Last Friday, the skeleton crew at Pacific Data Images turned off the lights for the last time, finally arriving at the end of the long, protracted closure of DreamWorks Animation’s Northern California studio. Jeffrey Katzenberg solemnly announced the closure to stunned silence in January, and as production subsequently ramped down, the following months were akin to seeing a loved one slowly fade; each week the cafeteria was a little quieter, a little emptier.

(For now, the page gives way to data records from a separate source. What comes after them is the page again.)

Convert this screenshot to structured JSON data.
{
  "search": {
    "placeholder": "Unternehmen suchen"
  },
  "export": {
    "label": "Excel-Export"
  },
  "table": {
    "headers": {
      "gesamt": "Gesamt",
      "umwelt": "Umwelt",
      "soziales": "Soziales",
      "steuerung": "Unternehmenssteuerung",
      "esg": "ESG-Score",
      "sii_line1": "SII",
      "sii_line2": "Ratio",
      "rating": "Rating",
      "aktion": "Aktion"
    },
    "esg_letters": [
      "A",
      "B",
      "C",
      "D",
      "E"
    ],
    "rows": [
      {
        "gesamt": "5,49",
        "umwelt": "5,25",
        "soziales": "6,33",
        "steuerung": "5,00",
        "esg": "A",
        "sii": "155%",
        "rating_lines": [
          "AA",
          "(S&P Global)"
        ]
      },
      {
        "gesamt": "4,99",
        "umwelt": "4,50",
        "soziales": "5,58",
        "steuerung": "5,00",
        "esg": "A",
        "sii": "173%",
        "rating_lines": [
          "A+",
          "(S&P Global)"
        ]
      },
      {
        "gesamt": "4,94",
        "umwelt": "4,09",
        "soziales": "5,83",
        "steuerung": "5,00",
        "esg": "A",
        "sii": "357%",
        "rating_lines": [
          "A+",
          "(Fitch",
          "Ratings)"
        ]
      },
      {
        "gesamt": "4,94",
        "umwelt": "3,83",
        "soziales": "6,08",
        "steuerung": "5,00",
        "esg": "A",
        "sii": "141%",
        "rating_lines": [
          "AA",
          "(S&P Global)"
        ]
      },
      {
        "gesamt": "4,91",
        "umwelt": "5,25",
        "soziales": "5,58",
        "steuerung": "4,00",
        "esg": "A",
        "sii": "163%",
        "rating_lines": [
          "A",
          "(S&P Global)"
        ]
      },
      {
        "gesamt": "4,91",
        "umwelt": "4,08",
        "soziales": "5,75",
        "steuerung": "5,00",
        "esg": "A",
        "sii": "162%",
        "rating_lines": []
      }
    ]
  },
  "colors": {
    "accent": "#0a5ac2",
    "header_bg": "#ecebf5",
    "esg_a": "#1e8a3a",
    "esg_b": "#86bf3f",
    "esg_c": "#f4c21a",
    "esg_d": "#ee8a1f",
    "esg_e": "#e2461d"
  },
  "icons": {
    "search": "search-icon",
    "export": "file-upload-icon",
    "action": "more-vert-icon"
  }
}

My stint as an employee was relatively short, but I had already felt at home there; PDI was a close family of insanely talented artists and technologists, some who had been there since the beginning, prior to the acquisition by DreamWorks fifteen years ago. Carl, Richard, and Glenn, armed with a DEC PDP containing little more than 128 kilobytes of memory and a C compiler in the early 80s, transformed the small production house into a mainstay in the field of computer graphics. While the studio was primarily involved in feature animation, it is not widely known that the studio contributed to television and live action film over the course of its history, from Michael Jackson’s iconic Black or White music video to The Simpsons to Minority Report. Upon entering the industry after school, I have met someone at every single gig who was somehow associated with the Redwood City shop. After the announcement of the closure, our feeds began to fill with pictures sent by PDI alums now in Emeryville, the Presidio, Vancouver, flashing gear emblazoned with the familiar golden figure, film camera hoisted high.
It was a moving reminder, not only of how small, but of how close this industry truly is.
One quickly realized how special this place was upon arrival; a first-day Polaroid joined those of the other employees on a wall near the cafeteria. There it was, with other first-day pictures of men and women whose names I recognized from textbooks and papers, who made the animated films I grew up watching. Even more poignant was watching these pictures slowly disappear from the wall, one by one.
You saw its importance in the moving epitaphs written by coworkers and the press, and when past employees returned from far and wide for one last crew photo. As yet another historic institution closed its doors (an event that is all too familiar to anyone who has spent any significant amount of time in animation or visual effects), everyone mourned together.
I owe a great deal to this studio. Godspeed, everybody. It was an honor and a privilege. Thank you for letting me be a part of it.